The conservation area on the farm is one of the less well-known facts about A Taste of Paradise. When Tim and Andrea discovered there was a remnant rainforest area on the farm, they decided to lock the area up in a conservation agreement for perpetuity, thus preserving this untouched environment for the local native trees, shrubs, birds and animals.

The young people are introduced to the concept and educated in the need for preservation. We use several motion sensor cameras to capture images of the birds and animals that move around in this area. Over the years more indigenous plant species have been added to this fascinating plot of land providing more food and habitat choices.

Where there was once a vast area of rainforest on the coast, there is not much of it remaining. The rainforest gives a cool temperature with the canopy protecting some of the flora and fauna.

Early on, two endangered plant species were discovered on the farm that only survive in a small area in Southeastern Australia.
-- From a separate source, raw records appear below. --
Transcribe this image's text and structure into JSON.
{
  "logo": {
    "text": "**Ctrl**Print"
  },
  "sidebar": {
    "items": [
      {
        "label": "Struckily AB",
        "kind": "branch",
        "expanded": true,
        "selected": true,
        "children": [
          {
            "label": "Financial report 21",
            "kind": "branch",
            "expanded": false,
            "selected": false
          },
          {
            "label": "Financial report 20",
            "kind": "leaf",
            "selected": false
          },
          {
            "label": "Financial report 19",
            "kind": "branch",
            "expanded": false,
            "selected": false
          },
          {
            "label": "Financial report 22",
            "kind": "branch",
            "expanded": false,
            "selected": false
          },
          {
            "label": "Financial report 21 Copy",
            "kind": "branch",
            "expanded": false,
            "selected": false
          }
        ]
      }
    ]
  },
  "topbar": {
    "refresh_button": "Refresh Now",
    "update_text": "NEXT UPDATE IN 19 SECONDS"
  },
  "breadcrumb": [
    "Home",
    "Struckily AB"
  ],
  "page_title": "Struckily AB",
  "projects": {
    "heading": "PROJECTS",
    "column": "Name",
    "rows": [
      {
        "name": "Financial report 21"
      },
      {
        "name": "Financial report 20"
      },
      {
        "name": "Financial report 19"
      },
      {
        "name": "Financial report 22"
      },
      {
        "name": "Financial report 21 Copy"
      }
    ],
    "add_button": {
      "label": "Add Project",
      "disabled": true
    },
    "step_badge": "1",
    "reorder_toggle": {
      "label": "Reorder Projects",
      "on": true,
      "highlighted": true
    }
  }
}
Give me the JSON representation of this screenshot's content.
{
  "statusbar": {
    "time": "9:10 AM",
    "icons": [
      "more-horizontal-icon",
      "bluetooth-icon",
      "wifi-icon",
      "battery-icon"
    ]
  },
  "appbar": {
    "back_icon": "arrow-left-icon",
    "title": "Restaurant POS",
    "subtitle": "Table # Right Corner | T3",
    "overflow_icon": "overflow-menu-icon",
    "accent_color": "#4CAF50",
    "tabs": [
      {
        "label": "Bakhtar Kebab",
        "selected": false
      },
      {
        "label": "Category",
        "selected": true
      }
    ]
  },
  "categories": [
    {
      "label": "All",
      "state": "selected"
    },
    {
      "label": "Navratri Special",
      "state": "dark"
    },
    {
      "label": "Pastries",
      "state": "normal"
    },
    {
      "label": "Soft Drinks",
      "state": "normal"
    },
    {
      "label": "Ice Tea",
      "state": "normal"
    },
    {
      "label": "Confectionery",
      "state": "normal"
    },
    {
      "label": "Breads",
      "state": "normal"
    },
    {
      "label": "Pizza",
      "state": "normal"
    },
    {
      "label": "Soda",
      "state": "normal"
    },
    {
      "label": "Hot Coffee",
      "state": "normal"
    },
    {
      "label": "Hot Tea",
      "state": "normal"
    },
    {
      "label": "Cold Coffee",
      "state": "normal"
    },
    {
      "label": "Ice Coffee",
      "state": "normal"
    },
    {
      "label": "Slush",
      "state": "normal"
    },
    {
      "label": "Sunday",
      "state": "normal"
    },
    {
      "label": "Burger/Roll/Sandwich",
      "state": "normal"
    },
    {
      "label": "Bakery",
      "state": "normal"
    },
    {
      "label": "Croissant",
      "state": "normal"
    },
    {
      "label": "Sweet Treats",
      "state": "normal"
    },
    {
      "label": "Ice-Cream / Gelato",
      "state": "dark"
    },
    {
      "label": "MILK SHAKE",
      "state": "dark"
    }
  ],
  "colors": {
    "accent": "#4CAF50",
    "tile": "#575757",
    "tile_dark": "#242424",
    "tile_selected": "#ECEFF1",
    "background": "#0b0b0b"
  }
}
These two plants are the Illawarra Zieria (Zieria granulata) and Illawarra Socketwood (Daphnandra johnsonii). We have participated in groundbreaking DNA scientific research showing our Socketwoods, which clone themselves through suckers, are all directly related in our local area. It is exciting to know that we are helping to save these species from extinction.

Our young people have also helped us build and install a range of nesting boxes, providing homes for sugar gliders, Eastern and Crimson Rosellas and microbats. We are pleased to have this opportunity to educate young people about conservation.